To those of you wondering: YES, this does happen!
In fact, the more high-profile the role you’re after, the more likely it is that you’re going to find yourself in a conference room during the initial stages, trying your best to communicate your unique value to a person with little-to-no understanding of what it is that you do.
Now, your first reaction might be annoyance. How come you had to prepare while this person didn’t? Next might come the fear and doubts. You start questioning everything you’ve come to the table with, and picking it apart mentally.
I urge you not to do this!
Instead, follow the principles below to save the day:
1) Share a Human Story
When mutual understanding is missing, it’s time to go back to basics. And when you take a moment to share a story from your life, a struggle you overcame, a fork in the road that tested your character or brought something essential about your spirit to the forefront, something NO ONE could ever glean by reviewing your Resume or LinkedIn Profile, you forge that mutual understanding. You’re essentially saying, “We’re fundamentally alike. And I’m trusting you enough to show you my true self, not just the sanitized version.” That’s how strangers become allies. And it works for interviewers too.
2) Identify the Pain (and then Filter Your Answers through Them)
Make the pain this company is trying to solve the running theme of the interview.
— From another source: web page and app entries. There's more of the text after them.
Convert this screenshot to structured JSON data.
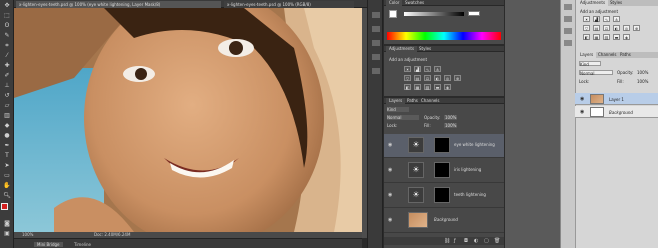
{
  "document_tabs": [
    {
      "label": "x-lighten-eyes-teeth.psd @ 100% (eye white lightening, Layer Mask/8)",
      "active": true
    },
    {
      "label": "x-lighten-eyes-teeth.psd @ 100% (RGB/8)",
      "active": false
    }
  ],
  "status": {
    "zoom": "100%",
    "doc": "Doc: 2.40M/6.24M"
  },
  "mini_bridge": {
    "tabs": [
      "Mini Bridge",
      "Timeline"
    ]
  },
  "color_panel": {
    "tabs": [
      "Color",
      "Swatches"
    ]
  },
  "adjustments_panel": {
    "tabs": [
      "Adjustments",
      "Styles"
    ],
    "title": "Add an adjustment"
  },
  "layers_panel": {
    "tabs": [
      "Layers",
      "Paths",
      "Channels"
    ],
    "kind_label": "Kind",
    "blend_mode": "Normal",
    "opacity_label": "Opacity:",
    "opacity_value": "100%",
    "lock_label": "Lock:",
    "fill_label": "Fill:",
    "fill_value": "100%",
    "layers": [
      {
        "name": "eye white lightening",
        "selected": true
      },
      {
        "name": "iris lightening",
        "selected": false
      },
      {
        "name": "teeth lightening",
        "selected": false
      },
      {
        "name": "Background",
        "selected": false
      }
    ]
  },
  "right_adjustments": {
    "tabs": [
      "Adjustments",
      "Styles"
    ],
    "title": "Add an adjustment"
  },
  "right_layers": {
    "tabs": [
      "Layers",
      "Channels",
      "Paths"
    ],
    "kind_label": "Kind",
    "blend_mode": "Normal",
    "opacity_label": "Opacity:",
    "opacity_value": "100%",
    "lock_label": "Lock:",
    "fill_label": "Fill:",
    "fill_value": "100%",
    "layers": [
      {
        "name": "Layer 1",
        "selected": true
      },
      {
        "name": "Background",
        "selected": false
      }
    ]
  },
  "colors": {
    "accent": "#2f5fa8",
    "foreground": "#d21f1f",
    "selection_dark": "#5a5f6a",
    "selection_light": "#b8cde8"
  }
}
Ask questions about what’s been going on behind-the-scenes. Ask questions about what they’re looking for in an ideal candidate. Ask questions about what would be the BIGGEST priorities in the next 30/60/90 days after job start. Take notes. And every time you’re asked a question, keep returning to these pain points and strive to answer in a way that addresses them. Remember: there IS such a thing as good repetition! If an idea’s important, it’s perfectly ok to come back to it more than once.
3) Stick to a Classic C-A-R Format When Sharing Career Stories
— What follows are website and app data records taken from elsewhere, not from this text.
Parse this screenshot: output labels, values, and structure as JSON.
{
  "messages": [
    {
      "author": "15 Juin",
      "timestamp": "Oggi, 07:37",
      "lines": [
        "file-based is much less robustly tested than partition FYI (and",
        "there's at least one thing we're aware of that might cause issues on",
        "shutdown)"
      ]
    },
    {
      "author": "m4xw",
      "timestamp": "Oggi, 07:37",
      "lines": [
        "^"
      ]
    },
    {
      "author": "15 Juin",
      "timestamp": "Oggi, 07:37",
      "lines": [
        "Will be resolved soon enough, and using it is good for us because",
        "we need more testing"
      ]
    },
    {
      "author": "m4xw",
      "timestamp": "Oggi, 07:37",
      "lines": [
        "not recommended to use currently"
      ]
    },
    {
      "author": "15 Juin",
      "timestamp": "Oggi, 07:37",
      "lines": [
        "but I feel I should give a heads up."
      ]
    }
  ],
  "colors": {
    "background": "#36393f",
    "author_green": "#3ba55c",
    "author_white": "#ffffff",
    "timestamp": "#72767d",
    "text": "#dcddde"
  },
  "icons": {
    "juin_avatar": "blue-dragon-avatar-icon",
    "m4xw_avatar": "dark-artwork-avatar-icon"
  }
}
We’re trained to respond to classic storytelling formats…even when we don’t fully understand the details (a.k.a. your interviewer). Take advantage of this by using a time-tested format to structure your stories and interview answers: C-A-R (Challenge-Action-Result).
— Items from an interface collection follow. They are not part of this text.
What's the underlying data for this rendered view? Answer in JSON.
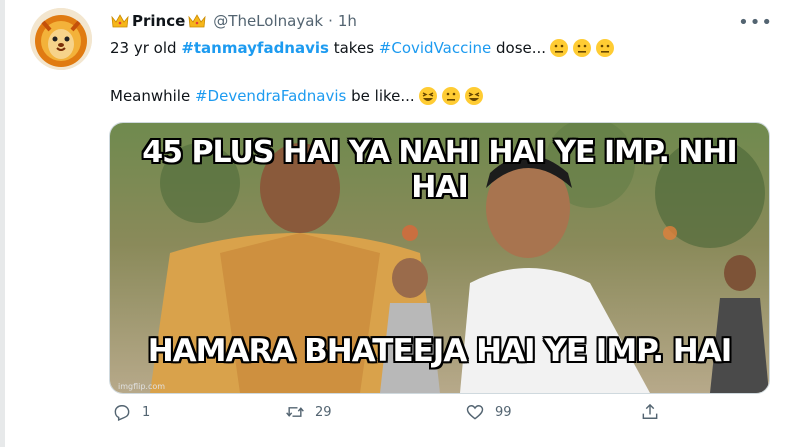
{
  "tweet": {
    "display_name": "Prince",
    "handle": "@TheLolnayak",
    "separator": "·",
    "time": "1h",
    "more_label": "•••",
    "line1": {
      "prefix": "23 yr old ",
      "hashtag1": "#tanmayfadnavis",
      "middle": " takes ",
      "hashtag2": "#CovidVaccine",
      "suffix": " dose..."
    },
    "line2": {
      "prefix": "Meanwhile ",
      "hashtag": "#DevendraFadnavis",
      "suffix": " be like..."
    }
  },
  "media": {
    "top_caption": "45 PLUS HAI YA NAHI HAI YE IMP. NHI HAI",
    "bottom_caption": "HAMARA BHATEEJA HAI YE IMP. HAI",
    "watermark": "imgflip.com"
  },
  "actions": {
    "reply_count": "1",
    "retweet_count": "29",
    "like_count": "99"
  },
  "colors": {
    "accent": "#1d9bf0",
    "secondary_text": "#536471"
  }
}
First, highlight the challenge you faced. “6 months ago we found ourselves in a crisis on the cybersecurity front affecting our XYZ platform, with challenges across PROBLEM A, PROBLEM B, and PROBLEM C…”
Next, highlight the actions you took to address it. “Working round the clock with our Houston and UK-based security teams, we quickly hashed out a plan and took the following steps: SOLVE for PROBLEM A, SOLVE for PROBLEM B, and SOLVE for PROBLEM C.”
Finally, talk about the end result. “Our actions headed off what could have been a catastrophe, and brought operations back to normal within 2 weeks. Also, by taking these steps we’ve now set the stage for a much stronger platform with minimized risks across AREA 1 and AREA 2.”
4) Keep Checking In
An interview is a two-way street. Consider every answer you give as an opportunity to ask a follow-up question in return. Are you getting what you’re looking for? Does that make sense? Is there anything I’ve said during our meeting that would make you hesitate to move me forward as a candidate of choice? Miscommunication thrives in silence. Remove that barrier, honestly listen to what your interviewer’s saying, and make the attempt to meet him/her halfway. You won’t regret it.
One last tip: leave the industry jargon at home. The LAST thing you want to do when facing a less-than-knowledgeable interviewer is to barrage them with acronyms and terminology only an insider would know!